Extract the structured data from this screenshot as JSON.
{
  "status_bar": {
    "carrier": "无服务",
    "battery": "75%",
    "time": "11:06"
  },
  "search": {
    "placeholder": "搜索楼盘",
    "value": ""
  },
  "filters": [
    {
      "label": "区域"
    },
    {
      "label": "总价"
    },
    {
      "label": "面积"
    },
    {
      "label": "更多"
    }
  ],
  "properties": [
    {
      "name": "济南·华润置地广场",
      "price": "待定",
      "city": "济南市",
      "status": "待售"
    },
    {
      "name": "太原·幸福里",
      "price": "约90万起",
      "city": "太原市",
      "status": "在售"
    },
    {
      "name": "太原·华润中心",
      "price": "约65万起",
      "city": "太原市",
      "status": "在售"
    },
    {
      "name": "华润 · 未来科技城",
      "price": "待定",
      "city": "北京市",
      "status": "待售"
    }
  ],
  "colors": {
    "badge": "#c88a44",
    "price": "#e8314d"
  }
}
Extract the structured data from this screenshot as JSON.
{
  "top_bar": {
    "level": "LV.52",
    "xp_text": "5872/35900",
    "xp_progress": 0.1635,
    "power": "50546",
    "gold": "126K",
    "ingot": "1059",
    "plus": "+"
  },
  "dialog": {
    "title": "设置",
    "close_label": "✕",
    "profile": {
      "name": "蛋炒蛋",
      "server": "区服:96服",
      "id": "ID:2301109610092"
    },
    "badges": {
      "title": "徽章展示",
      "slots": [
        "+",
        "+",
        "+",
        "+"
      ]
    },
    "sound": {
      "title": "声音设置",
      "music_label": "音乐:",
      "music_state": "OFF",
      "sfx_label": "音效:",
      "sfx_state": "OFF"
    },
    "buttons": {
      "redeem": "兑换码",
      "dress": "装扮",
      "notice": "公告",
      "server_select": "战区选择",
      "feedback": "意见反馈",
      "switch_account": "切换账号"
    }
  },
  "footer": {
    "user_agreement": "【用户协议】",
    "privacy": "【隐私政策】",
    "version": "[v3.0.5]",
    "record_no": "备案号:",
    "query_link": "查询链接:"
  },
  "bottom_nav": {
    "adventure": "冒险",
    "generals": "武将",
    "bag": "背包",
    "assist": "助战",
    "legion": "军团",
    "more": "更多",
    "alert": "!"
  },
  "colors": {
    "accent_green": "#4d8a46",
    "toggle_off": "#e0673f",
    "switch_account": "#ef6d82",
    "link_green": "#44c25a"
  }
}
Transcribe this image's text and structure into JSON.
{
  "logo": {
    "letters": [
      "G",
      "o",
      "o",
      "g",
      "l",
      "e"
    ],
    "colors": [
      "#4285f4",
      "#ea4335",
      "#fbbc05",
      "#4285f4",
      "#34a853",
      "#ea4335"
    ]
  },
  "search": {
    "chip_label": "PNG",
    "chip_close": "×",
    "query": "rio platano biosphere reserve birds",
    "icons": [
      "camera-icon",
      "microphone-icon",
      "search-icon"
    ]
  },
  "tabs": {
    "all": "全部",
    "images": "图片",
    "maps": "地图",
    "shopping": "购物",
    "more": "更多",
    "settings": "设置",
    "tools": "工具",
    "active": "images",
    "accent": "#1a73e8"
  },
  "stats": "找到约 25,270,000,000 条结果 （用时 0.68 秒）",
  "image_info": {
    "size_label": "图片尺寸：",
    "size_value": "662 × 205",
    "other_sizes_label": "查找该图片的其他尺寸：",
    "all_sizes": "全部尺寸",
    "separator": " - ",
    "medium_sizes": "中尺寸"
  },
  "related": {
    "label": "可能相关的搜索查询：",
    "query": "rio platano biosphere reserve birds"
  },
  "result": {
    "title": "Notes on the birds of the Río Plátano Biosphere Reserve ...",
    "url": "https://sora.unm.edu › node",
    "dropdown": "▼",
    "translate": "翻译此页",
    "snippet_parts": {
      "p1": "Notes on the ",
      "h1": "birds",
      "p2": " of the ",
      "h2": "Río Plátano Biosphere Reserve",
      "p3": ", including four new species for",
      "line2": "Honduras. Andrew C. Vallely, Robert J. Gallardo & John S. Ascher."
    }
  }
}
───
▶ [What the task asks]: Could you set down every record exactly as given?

▶ [Written reply]:
Extract the structured data from this screenshot as JSON.
{
  "status_bar": {
    "carrier": "无服务",
    "battery": "75%",
    "time": "11:06"
  },
  "search": {
    "placeholder": "搜索楼盘",
    "value": ""
  },
  "filters": [
    {
      "label": "区域"
    },
    {
      "label": "总价"
    },
    {
      "label": "面积"
    },
    {
      "label": "更多"
    }
  ],
  "properties": [
    {
      "name": "济南·华润置地广场",
      "price": "待定",
      "city": "济南市",
      "status": "待售"
    },
    {
      "name": "太原·幸福里",
      "price": "约90万起",
      "city": "太原市",
      "status": "在售"
    },
    {
      "name": "太原·华润中心",
      "price": "约65万起",
      "city": "太原市",
      "status": "在售"
    },
    {
      "name": "华润 · 未来科技城",
      "price": "待定",
      "city": "北京市",
      "status": "待售"
    }
  ],
  "colors": {
    "badge": "#c88a44",
    "price": "#e8314d"
  }
}
Extract the structured data from this screenshot as JSON.
{
  "top_bar": {
    "level": "LV.52",
    "xp_text": "5872/35900",
    "xp_progress": 0.1635,
    "power": "50546",
    "gold": "126K",
    "ingot": "1059",
    "plus": "+"
  },
  "dialog": {
    "title": "设置",
    "close_label": "✕",
    "profile": {
      "name": "蛋炒蛋",
      "server": "区服:96服",
      "id": "ID:2301109610092"
    },
    "badges": {
      "title": "徽章展示",
      "slots": [
        "+",
        "+",
        "+",
        "+"
      ]
    },
    "sound": {
      "title": "声音设置",
      "music_label": "音乐:",
      "music_state": "OFF",
      "sfx_label": "音效:",
      "sfx_state": "OFF"
    },
    "buttons": {
      "redeem": "兑换码",
      "dress": "装扮",
      "notice": "公告",
      "server_select": "战区选择",
      "feedback": "意见反馈",
      "switch_account": "切换账号"
    }
  },
  "footer": {
    "user_agreement": "【用户协议】",
    "privacy": "【隐私政策】",
    "version": "[v3.0.5]",
    "record_no": "备案号:",
    "query_link": "查询链接:"
  },
  "bottom_nav": {
    "adventure": "冒险",
    "generals": "武将",
    "bag": "背包",
    "assist": "助战",
    "legion": "军团",
    "more": "更多",
    "alert": "!"
  },
  "colors": {
    "accent_green": "#4d8a46",
    "toggle_off": "#e0673f",
    "switch_account": "#ef6d82",
    "link_green": "#44c25a"
  }
}
Transcribe this image's text and structure into JSON.
{
  "logo": {
    "letters": [
      "G",
      "o",
      "o",
      "g",
      "l",
      "e"
    ],
    "colors": [
      "#4285f4",
      "#ea4335",
      "#fbbc05",
      "#4285f4",
      "#34a853",
      "#ea4335"
    ]
  },
  "search": {
    "chip_label": "PNG",
    "chip_close": "×",
    "query": "rio platano biosphere reserve birds",
    "icons": [
      "camera-icon",
      "microphone-icon",
      "search-icon"
    ]
  },
  "tabs": {
    "all": "全部",
    "images": "图片",
    "maps": "地图",
    "shopping": "购物",
    "more": "更多",
    "settings": "设置",
    "tools": "工具",
    "active": "images",
    "accent": "#1a73e8"
  },
  "stats": "找到约 25,270,000,000 条结果 （用时 0.68 秒）",
  "image_info": {
    "size_label": "图片尺寸：",
    "size_value": "662 × 205",
    "other_sizes_label": "查找该图片的其他尺寸：",
    "all_sizes": "全部尺寸",
    "separator": " - ",
    "medium_sizes": "中尺寸"
  },
  "related": {
    "label": "可能相关的搜索查询：",
    "query": "rio platano biosphere reserve birds"
  },
  "result": {
    "title": "Notes on the birds of the Río Plátano Biosphere Reserve ...",
    "url": "https://sora.unm.edu › node",
    "dropdown": "▼",
    "translate": "翻译此页",
    "snippet_parts": {
      "p1": "Notes on the ",
      "h1": "birds",
      "p2": " of the ",
      "h2": "Río Plátano Biosphere Reserve",
      "p3": ", including four new species for",
      "line2": "Honduras. Andrew C. Vallely, Robert J. Gallardo & John S. Ascher."
    }
  }
}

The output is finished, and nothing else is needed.